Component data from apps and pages
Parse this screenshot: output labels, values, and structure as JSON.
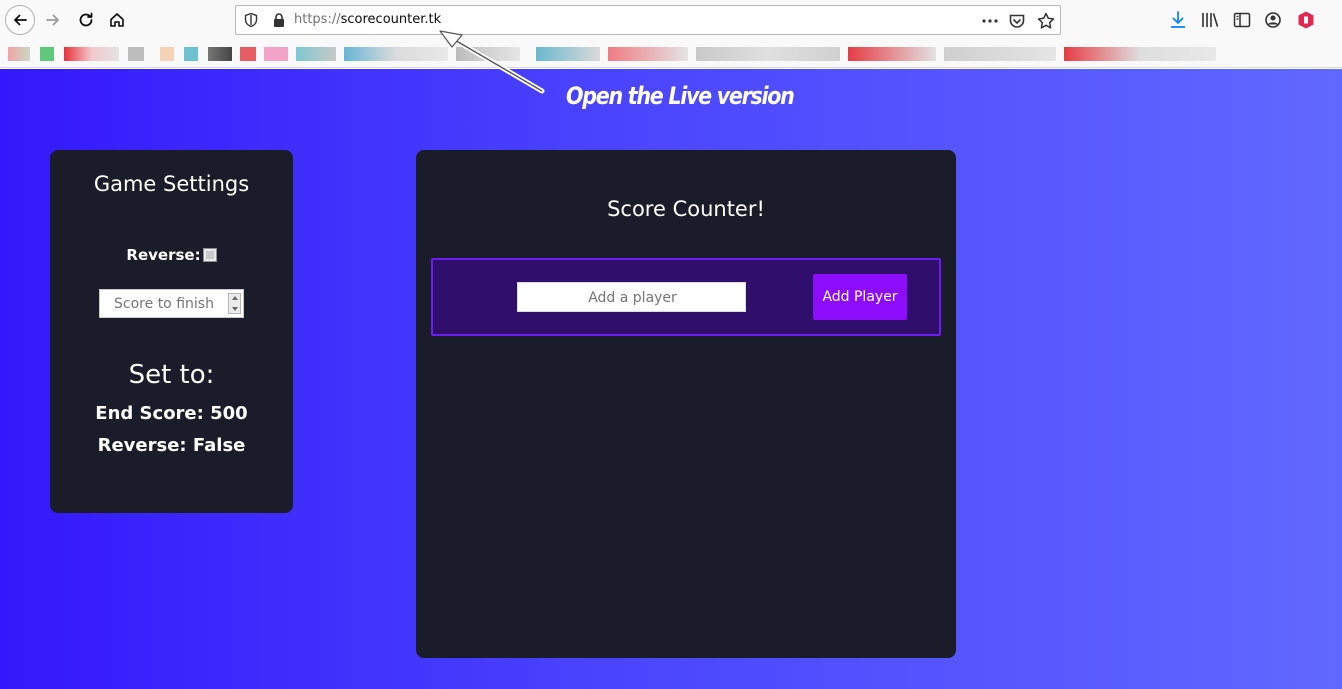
{
  "browser": {
    "url_scheme": "https://",
    "url_host": "scorecounter.tk"
  },
  "annotation": {
    "text": "Open the Live version"
  },
  "settings": {
    "title": "Game Settings",
    "reverse_label": "Reverse:",
    "reverse_checked": false,
    "score_placeholder": "Score to finish",
    "set_to_heading": "Set to:",
    "end_score_text": "End Score: 500",
    "reverse_text": "Reverse: False"
  },
  "main": {
    "title": "Score Counter!",
    "player_placeholder": "Add a player",
    "add_button_label": "Add Player"
  },
  "colors": {
    "panel_bg": "#1b1c2a",
    "add_box_bg": "#300f6c",
    "add_box_border": "#6b1cf0",
    "button_bg": "#8d0cfc",
    "gradient_start": "#3418fb",
    "gradient_end": "#6168ff"
  },
  "icons": {
    "toolbar": [
      "back-icon",
      "forward-icon",
      "reload-icon",
      "home-icon",
      "tracking-shield-icon",
      "lock-icon",
      "page-actions-icon",
      "pocket-icon",
      "bookmark-star-icon",
      "download-icon",
      "library-icon",
      "sidebar-icon",
      "account-icon",
      "addon-icon"
    ]
  }
}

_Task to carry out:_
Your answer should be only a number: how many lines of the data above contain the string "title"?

_Answer section:_
2